The Lucifer Hummingbird, a hard-to-find breeding the Big Bend area is the star of the show at Christmas Mountain Oasis.
After a night of recovery in the lodge at the Chisos Basin following our ordeal with a high-country thunderstorm in the Chisos Mountains, Trevor and I headed out on the morning of June 15 to visit Carolyn Ohl at her private ranch outside the boundaries of Big Bend National Park. Through decades of dedicated bird feeding and habitat restoration, Carolyn has created a feeding station that is now the best place in North America to get great views of Lucifer Hummingbirds and Varied Buntings (and I will add Scaled Quail until I see a better place).
I contacted Carolyn a week before our proposed visit and she was gracious in inviting us to visit her station. She gave us directions and a combination to a lock on a gate and even a map to make sure we didn't get lost. The directions were great and at mid-morning we pulled up to the feeding station. We didn't see Carolyn as we pulled in so we just sat on the benches in front of the feeders and started to enjoy the birds.
A female Lucifer Hummingbird at the feeders at Christmas Mountain Oasis.
A White-winged Dove at the feeders at Christmas Mountain Oasis.
A female Scaled Quail at the feeders at Christmas Mountain Oasis.
A female Rufous-crowned Sparrow at the feeders at Christmas Mountain Oasis.
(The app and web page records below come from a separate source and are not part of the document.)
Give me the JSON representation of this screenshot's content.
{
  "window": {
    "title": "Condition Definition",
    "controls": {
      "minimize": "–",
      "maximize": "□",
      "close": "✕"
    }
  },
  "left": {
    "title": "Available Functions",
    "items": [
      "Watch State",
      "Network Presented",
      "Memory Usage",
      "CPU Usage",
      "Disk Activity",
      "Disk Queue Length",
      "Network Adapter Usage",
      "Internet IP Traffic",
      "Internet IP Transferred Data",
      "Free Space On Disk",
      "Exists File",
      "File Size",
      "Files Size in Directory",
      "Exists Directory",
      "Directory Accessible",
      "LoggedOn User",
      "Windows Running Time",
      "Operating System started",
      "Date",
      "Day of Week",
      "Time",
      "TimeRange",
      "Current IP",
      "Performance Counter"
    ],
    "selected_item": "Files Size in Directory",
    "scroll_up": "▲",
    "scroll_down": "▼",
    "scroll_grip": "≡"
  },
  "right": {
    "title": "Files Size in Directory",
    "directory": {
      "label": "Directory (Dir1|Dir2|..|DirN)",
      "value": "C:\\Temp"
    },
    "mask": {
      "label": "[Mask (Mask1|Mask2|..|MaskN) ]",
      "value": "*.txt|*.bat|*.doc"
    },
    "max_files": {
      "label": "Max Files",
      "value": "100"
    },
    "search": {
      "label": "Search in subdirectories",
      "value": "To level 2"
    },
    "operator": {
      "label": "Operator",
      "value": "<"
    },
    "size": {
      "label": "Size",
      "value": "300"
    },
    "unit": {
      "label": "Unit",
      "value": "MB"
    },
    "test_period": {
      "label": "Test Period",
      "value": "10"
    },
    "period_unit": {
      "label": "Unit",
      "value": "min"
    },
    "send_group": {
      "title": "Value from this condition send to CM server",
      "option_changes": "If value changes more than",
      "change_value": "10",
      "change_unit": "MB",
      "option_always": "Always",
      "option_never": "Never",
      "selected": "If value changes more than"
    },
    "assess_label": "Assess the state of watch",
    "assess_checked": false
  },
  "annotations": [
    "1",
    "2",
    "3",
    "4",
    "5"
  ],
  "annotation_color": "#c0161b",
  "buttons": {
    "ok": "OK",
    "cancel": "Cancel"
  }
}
We were way past the peak for Lucifer Hummingbird, Varied Bunting, and essentially every bird that comes to her feeder, but the show was still excellent. Almost immediately we had both male and female Lucifer Hummingbirds right in front of us. I had heard that the setup at Carolyn's house was not good for photography, but I found it to be excellent. There were nice plantings of native vegetation and attractive perches for the birds. On the day of our visit, there was high cloudcover so we had wonderful diffuse lighting.
It is apparently a big year for Scaled Quail in the Big Bend region and we had been seeing them regularly since we passed Marathon on our way into the park a couple of days before. Unfortunately, the way in which we were invariably seeing them was bursting into flight or running along the roadside. Not a single bird has given me a chance for more than a blurry, distant photo. So it was much appreciated when two Scaled Quail flew into the feeding area. At first they stayed in the back bushes and I was afraid I might be thwarted yet, but after a few minutes they wandered out and give abundant chances for nice photos. They are a subtly beautiful bid, lacking the head plumes and colors of other New World Quail species but with a stunning black-and-gray pattern that give their body plumage the appearance of being scales instead of feathers.
After we had sat and photographed birds for a while, Carolyn came by having been working on a trail to the slopes of Christmas Mountain, which loomed over the feeding station. She lamented the lack of bird compared to a month before, but we were quite content with the show that morning.
The House Finches at Carolyn Ohl are of uncertain subspecies affinity.
One of the birds that I was most happy to have a chance to study at length and photograph were the House Finches, the species that is my main study bird. The finches in this part of Texas are currently described as a different subspecies--Haemorhous mexicanus potosinus--different than virtually every other House Finch north of the Mexican border which would all be Haemorhous mexicanus frontalis according to a review of the taxonomy of the species by Moore in 1939.
A figure from Moore's 1939 taxonomic review of Carpodacus mexicanus showing his division of House Finch populations into subspecies. Not that the bird in Big Bend National Park would, according to Moore, belong to the subspecies C. m. pototsinus. The birds at Christmas Mountain Oasis are ambiguous according to Moore.
Unfortunately, there was no gentetic resources available during Moore's era and species and subspecies were divided according to visual assessment of specimens. The birds that Moore examined from the area north of Big Bend National Park were apparently ambiguous as to subspecies affinity based on morphology. So, there is plenty of reason to be interested in the House Finches at Christmas Mountain Oasis. To me, they did seem to be brighter and more extensively red than typical frontalis birds.